  • Ognjanovic S, Linabery AM, Charbonneau B, et al. Trends in childhood rhabdomyosarcoma incidence and survival in the United States, 1975-2005. Cancer. 2009;115(18):4218-4226.
  • Parham DM, Ellison DA. Rhabdomyosarcomas in adults and children: an update. Arch Pathol Lab Med. 2006;130(10):1454-1465.
  • Sultan I, Qaddoumi I, Yaser S, et al. Comparing adult and pediatric rhabdomyosarcoma in the surveillance, epidemiology and end results program, 1973 to 2005: an analysis of 2,600 patients. J Clin Oncol. 2009;27(20):3391-3397.
Codes
&NA;
ICD10
  • C49.9 Malignant neoplasm of connective and soft tissue, unsp
  • C49.0 Malignant neoplasm of connective and soft tissue of head, face and neck
  • C49.5 Malignant neoplasm of connective and soft tissue of pelvis
Clinical Pearls
&NA;
  • RMS is the most common soft tissue sarcoma in children.
  • They can arise at any site and in any tissue except bone.
  • All persistent soft tissue masses should be evaluated with imaging (ultrasound to rule out cystic vs. solid, then MRI/CT).

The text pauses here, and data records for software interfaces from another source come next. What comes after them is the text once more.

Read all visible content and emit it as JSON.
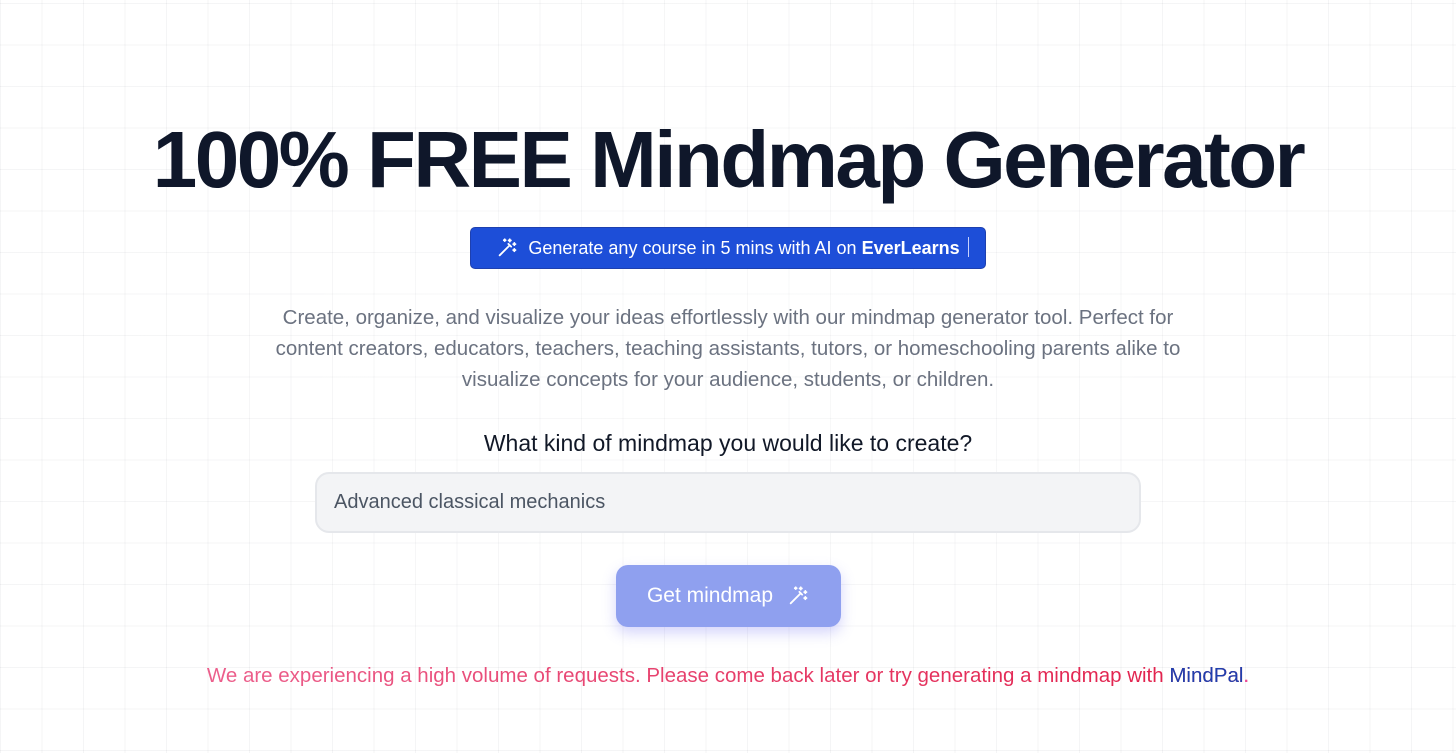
{
  "hero": {
    "title": "100% FREE Mindmap Generator"
  },
  "promo": {
    "text": "Generate any course in 5 mins with AI on ",
    "brand": "EverLearns",
    "icon": "magic-wand-icon"
  },
  "description": "Create, organize, and visualize your ideas effortlessly with our mindmap generator tool. Perfect for content creators, educators, teachers, teaching assistants, tutors, or homeschooling parents alike to visualize concepts for your audience, students, or children.",
  "form": {
    "question": "What kind of mindmap you would like to create?",
    "input_value": "Advanced classical mechanics",
    "button_label": "Get mindmap",
    "button_icon": "magic-wand-icon"
  },
  "notice": {
    "text": "We are experiencing a high volume of requests. Please come back later or try generating a mindmap with ",
    "link_text": "MindPal",
    "suffix": "."
  },
  "colors": {
    "promo_bg": "#1d4ed8",
    "button_bg": "#8fa0ef",
    "notice": "#e11d48",
    "link": "#1e40af"
  }
}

  • Fine-needle aspiration may be helpful but core needle versus incisional/excisional biopsy for confirmation.